  • Leave the meeting with everyone having a purpose – this means that you should be able to practically implement and use some of the ideas discussed, right from the time they leave the meeting.
  • Implement the buddy, buddy system (see the Buddy Buddy System flyer)
  • Next date – Don’t forget to make a date for the follow-up meeting. You may need a few of these while everyone gets used to the programme. Every week for the first month would be ideal and then taper off to every month thereafter. The committee should be able to keep things in check in between meetings.
  • Programme committee – don’t have more than 3 to 5 people on the committee for co-ordinating the programme, it gets messy.
  • Co-ordinating the programme:
    • Run a checklist or app of sorts – to help you keep abreast of the project and do pro-active planning, run a checklist or reminder system that is effective.
    • Communication – keep it strong and timeous with everyone
    • Handle any “failures to happen” immediately. Find out the core reason why it failed, discuss the failure, find a solution to illuminate the failure and communicate the change to everyone.
    • Keep statistics – what is positively working in reducing crime in your neighbourhood and whats not working in reducing crime in your neighbourhood. Review these stats daily if your crime is high or not less than once a week if it is more on the prevention side.
  • Neighbourhood crime prevention practical ideas:
    • Always remember – criminals need time, light and/or darkness and opportunity to do their deeds, do all you can consistently to not give them what they need. Change your routine so that they can’t plan their opportunity.
    • Have a plan – you are on your own for the first 10 to 20 minutes generally speaking, so have a plan for inside your house and while outside. Have a plan on where to shop and where not to shop. Have a plan on how to get help and who to call for help. Have a plan on how to notify the neighbourhood of whats happening so that they can be prepared and assist.
    • Run self defence session (done by an expert) – where people can learn to look after themselves when alone and in groups.
    • Know your neighbourhood people – identify the elderly or vulnerable people and accommodate their needs in the big picture.
    • Observe and report – What do I see that is not normal and report it to the correct authority or neighbourhood coordinator.
    • Keep useful information – when something does happen make notes on your cell or in a book or on a piece of paper. Write the facts only. Facts like: time of incident / place of incident / type of incident / male or female / tall or short / colour shirt and trousers / anything abnormal like a limp or strange accent / type of footwear and colour of footwear / headgear / eye glasses / fat tummy / very long legs / colour hair / type of car / registration number / colour / model / more than one car / how many people.
    • Use practical things to prevent crime – Prickly plants under the window sills, when the sun is gone switch the outside lights on, close your curtains so that your movements inside cannot be seen, know what you can use inside your house as a weapon, be observant, have a pet that can pre-warn you of a problem or unknown person, don’t switch your lights on inside if something happens – you know your house better than they will, carry a torch to the side of you and not directly in front of you, don’t have plants that people can hide behind close to your gates or doors, make sure everyone knows where to go and what to do when an incident happens.
  • Personal safety:

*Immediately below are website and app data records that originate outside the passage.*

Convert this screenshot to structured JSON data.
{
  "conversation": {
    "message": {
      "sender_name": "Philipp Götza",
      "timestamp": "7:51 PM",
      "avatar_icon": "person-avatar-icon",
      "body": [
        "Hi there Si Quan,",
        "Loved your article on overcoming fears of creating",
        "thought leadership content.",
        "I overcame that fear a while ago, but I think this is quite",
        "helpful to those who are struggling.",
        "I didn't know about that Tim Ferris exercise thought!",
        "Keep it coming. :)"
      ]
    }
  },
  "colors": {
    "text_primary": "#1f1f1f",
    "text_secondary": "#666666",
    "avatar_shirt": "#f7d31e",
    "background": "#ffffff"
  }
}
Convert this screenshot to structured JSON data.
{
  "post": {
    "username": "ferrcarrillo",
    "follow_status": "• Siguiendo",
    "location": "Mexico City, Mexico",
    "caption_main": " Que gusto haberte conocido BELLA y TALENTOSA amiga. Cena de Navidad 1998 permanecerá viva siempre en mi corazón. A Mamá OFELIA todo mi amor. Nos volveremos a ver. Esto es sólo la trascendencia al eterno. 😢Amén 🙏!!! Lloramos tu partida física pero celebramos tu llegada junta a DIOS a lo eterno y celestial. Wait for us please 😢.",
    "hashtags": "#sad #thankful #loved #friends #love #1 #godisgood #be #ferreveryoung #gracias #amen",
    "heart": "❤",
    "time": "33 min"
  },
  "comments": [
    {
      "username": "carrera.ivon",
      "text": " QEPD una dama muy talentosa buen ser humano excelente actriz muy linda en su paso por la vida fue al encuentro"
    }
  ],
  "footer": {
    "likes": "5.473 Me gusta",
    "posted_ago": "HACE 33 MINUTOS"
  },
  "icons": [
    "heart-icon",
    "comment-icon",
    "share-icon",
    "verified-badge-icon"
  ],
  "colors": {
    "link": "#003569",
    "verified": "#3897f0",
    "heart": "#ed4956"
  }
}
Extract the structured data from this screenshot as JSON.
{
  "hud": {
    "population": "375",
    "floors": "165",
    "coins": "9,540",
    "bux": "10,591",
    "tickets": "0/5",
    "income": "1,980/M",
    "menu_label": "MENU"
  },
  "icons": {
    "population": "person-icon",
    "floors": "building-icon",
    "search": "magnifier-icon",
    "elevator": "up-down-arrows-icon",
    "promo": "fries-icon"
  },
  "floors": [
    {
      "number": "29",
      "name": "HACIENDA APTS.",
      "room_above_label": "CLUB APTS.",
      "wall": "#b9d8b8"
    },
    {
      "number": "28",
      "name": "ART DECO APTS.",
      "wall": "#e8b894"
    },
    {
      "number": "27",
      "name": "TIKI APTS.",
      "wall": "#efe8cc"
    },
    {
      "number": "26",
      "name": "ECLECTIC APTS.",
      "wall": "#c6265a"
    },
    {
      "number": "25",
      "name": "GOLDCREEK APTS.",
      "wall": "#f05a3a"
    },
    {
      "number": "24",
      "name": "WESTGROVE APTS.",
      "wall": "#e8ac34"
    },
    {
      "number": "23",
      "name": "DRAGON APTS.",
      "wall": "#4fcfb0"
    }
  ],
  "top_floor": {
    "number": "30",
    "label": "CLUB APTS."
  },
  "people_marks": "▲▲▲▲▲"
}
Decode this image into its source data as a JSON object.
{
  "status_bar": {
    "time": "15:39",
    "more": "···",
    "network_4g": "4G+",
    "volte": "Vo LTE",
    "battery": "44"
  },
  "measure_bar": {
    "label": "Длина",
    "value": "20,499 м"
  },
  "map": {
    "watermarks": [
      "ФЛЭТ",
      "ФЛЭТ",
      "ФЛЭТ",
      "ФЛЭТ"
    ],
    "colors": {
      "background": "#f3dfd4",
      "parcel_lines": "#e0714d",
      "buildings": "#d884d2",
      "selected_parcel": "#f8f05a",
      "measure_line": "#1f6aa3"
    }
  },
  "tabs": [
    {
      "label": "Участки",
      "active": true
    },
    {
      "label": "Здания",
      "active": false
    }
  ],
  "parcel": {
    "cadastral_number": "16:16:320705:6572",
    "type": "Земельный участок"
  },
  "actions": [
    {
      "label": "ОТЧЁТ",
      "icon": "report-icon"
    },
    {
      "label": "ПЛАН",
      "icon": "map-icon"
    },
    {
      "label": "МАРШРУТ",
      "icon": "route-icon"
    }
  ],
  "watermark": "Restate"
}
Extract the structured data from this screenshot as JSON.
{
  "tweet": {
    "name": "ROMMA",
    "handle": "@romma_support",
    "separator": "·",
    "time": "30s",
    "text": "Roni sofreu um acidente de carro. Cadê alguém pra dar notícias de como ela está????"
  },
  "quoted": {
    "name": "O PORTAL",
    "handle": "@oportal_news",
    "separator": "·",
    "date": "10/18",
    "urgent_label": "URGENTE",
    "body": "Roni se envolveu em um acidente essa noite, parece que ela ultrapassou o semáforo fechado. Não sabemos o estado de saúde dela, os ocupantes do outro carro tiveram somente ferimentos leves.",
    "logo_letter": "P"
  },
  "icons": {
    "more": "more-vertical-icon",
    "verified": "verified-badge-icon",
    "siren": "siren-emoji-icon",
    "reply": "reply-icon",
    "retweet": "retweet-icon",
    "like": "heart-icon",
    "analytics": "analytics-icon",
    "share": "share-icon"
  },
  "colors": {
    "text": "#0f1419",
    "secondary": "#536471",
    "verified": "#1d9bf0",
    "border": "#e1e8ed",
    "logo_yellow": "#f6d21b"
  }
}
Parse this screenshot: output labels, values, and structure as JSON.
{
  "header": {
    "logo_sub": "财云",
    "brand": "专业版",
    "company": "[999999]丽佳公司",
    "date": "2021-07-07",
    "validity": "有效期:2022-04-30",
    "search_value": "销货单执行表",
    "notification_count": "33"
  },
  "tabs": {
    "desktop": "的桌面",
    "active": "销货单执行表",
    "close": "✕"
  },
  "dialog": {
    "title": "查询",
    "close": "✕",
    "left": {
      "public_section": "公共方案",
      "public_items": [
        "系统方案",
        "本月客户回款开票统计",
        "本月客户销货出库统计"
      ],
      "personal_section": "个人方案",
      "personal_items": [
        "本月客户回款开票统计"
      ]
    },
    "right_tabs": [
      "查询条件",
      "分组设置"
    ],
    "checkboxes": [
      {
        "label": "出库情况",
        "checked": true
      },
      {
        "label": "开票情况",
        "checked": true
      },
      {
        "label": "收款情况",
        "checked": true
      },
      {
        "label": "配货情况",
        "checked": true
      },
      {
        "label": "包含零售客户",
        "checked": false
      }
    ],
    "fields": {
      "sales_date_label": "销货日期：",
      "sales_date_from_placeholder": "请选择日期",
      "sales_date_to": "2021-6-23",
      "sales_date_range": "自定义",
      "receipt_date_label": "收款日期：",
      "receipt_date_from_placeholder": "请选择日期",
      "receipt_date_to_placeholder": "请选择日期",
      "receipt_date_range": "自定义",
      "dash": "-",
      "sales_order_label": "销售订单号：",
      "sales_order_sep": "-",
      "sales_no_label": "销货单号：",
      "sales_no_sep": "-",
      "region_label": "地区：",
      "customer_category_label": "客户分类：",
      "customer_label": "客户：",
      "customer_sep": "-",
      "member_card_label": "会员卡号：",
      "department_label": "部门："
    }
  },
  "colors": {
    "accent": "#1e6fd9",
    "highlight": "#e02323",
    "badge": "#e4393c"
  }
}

There is no place within your neighbourhood crime prevention programme that needs people to put themselves or others at risk or in danger. It is a prevention programme and not a “front line” programme. Families need their dads and mums and brothers and sisters.

Safety is all about the caring and the thinking.

What do we need to care about and what needs to be done to make it happen?

Use our Buddy Buddy System template to help you.

Shân Cade